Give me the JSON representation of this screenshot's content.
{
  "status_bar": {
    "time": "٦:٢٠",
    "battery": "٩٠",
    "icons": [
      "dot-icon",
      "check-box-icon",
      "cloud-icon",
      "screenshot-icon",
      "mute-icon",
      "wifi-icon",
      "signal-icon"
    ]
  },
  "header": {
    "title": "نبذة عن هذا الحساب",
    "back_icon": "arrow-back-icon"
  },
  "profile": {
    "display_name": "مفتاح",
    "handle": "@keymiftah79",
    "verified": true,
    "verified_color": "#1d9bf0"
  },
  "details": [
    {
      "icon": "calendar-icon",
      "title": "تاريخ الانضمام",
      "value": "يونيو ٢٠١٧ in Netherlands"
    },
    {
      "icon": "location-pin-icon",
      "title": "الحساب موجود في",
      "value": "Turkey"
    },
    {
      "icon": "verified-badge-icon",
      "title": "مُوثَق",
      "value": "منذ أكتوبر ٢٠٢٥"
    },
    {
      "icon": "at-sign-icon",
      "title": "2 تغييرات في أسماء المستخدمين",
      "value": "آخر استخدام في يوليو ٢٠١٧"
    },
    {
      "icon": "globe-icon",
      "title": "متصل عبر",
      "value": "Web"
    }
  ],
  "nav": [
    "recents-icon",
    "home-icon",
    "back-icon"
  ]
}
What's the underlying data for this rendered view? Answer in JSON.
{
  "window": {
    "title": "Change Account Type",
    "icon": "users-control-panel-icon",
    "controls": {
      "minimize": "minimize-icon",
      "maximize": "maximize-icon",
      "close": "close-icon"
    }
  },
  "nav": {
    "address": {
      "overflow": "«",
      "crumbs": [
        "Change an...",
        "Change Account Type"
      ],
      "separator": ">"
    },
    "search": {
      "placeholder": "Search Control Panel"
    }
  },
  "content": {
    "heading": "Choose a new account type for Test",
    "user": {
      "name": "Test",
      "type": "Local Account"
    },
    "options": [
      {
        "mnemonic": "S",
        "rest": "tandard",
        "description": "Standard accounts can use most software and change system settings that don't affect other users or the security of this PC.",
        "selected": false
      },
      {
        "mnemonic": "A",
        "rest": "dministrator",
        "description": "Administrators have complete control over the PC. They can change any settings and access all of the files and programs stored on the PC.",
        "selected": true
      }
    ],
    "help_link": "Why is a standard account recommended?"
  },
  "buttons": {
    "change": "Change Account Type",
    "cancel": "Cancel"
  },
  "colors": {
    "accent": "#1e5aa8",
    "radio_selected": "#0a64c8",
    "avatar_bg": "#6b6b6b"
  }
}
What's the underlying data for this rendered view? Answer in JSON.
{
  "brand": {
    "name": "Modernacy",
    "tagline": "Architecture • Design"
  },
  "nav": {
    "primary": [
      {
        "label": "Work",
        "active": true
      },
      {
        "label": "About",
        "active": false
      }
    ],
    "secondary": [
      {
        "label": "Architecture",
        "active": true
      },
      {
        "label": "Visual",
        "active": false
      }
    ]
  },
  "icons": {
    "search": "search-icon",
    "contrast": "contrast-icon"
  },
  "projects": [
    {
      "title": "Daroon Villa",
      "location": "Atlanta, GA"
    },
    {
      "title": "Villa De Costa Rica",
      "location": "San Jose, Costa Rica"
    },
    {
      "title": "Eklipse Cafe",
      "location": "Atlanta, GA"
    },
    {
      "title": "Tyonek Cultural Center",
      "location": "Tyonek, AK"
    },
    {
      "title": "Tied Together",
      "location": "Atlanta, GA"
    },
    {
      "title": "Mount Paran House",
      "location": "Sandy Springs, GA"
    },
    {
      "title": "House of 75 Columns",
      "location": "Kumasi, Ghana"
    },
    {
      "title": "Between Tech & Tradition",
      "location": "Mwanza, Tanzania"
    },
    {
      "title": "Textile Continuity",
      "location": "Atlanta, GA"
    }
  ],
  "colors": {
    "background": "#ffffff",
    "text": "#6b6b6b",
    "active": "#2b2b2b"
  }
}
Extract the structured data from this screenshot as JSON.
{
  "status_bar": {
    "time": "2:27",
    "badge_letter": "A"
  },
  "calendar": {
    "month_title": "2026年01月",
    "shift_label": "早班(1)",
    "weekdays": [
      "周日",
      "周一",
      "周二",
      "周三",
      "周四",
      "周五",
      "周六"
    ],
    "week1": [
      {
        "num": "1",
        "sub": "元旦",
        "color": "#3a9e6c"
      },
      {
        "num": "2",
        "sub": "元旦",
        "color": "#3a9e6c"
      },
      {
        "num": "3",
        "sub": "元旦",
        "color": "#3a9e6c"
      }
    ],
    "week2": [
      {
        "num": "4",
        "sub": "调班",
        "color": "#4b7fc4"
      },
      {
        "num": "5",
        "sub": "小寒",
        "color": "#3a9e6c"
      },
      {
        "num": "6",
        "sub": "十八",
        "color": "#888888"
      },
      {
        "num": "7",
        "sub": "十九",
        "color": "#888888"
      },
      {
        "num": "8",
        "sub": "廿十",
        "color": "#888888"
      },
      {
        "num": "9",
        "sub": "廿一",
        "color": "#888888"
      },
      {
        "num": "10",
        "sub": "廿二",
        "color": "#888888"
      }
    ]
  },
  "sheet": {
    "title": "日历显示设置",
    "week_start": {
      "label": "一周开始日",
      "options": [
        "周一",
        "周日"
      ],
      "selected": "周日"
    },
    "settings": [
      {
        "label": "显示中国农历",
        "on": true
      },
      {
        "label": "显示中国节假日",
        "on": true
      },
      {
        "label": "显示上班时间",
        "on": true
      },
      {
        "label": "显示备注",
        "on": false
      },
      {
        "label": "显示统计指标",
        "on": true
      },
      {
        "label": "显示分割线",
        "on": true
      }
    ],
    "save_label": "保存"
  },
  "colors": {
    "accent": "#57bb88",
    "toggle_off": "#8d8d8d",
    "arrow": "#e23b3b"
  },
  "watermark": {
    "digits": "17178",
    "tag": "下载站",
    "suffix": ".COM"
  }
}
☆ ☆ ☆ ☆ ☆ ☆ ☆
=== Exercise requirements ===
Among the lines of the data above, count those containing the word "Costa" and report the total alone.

=== Solution for this problem ===
2